== Exercise description ==
Pull every line containing the word "glyph" out of the material below.
#####
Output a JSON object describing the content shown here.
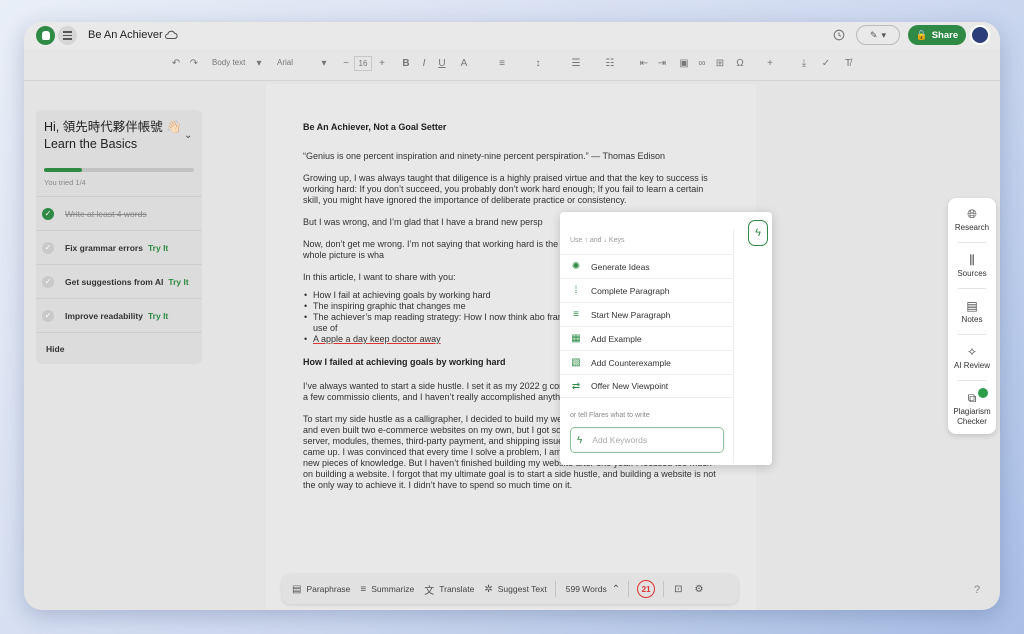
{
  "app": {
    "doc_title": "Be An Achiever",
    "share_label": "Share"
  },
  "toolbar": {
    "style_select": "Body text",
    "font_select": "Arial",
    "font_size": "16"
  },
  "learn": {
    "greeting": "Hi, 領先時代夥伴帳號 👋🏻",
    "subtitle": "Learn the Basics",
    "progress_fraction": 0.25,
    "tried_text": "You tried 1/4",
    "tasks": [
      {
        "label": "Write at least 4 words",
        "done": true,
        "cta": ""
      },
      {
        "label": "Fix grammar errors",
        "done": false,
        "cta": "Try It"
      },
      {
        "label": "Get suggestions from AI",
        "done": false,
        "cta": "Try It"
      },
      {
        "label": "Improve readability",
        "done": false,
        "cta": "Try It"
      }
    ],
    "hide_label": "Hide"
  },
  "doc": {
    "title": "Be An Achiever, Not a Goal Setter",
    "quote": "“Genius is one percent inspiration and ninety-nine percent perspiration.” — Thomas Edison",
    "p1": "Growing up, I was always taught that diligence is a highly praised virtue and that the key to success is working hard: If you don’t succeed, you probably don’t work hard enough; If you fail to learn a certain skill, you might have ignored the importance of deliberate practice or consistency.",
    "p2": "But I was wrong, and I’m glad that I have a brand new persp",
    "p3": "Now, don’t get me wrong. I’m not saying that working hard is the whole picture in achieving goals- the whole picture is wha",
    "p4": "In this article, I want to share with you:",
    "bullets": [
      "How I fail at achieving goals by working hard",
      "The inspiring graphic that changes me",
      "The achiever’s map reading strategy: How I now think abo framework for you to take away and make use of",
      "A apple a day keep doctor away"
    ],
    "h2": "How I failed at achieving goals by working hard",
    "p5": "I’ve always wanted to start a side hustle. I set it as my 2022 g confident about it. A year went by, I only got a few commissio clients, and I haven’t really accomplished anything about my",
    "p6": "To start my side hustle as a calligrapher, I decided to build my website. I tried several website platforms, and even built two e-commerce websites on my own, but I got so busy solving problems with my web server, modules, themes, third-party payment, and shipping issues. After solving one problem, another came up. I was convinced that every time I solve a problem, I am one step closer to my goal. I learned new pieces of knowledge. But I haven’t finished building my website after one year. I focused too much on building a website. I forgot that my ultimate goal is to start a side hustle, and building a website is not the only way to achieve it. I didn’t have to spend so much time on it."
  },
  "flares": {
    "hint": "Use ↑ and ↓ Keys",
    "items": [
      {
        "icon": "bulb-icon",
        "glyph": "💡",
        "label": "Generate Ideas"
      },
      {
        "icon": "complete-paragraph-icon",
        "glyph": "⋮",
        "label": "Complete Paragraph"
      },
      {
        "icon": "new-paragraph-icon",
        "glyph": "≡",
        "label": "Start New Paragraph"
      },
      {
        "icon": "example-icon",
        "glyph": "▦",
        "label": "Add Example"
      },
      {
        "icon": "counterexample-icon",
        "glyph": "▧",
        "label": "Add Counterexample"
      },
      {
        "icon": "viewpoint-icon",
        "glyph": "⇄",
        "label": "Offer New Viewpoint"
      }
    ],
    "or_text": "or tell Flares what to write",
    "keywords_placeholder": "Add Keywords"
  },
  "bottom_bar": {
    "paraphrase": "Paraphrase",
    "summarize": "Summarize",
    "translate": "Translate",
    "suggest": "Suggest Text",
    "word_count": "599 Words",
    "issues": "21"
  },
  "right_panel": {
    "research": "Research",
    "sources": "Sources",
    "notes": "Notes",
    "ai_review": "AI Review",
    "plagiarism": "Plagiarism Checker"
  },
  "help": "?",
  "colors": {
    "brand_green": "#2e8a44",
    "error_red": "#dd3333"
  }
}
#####
== Response area ==
        "glyph": "💡",
        "glyph": "⋮",
        "glyph": "≡",
        "glyph": "▦",
        "glyph": "▧",
        "glyph": "⇄",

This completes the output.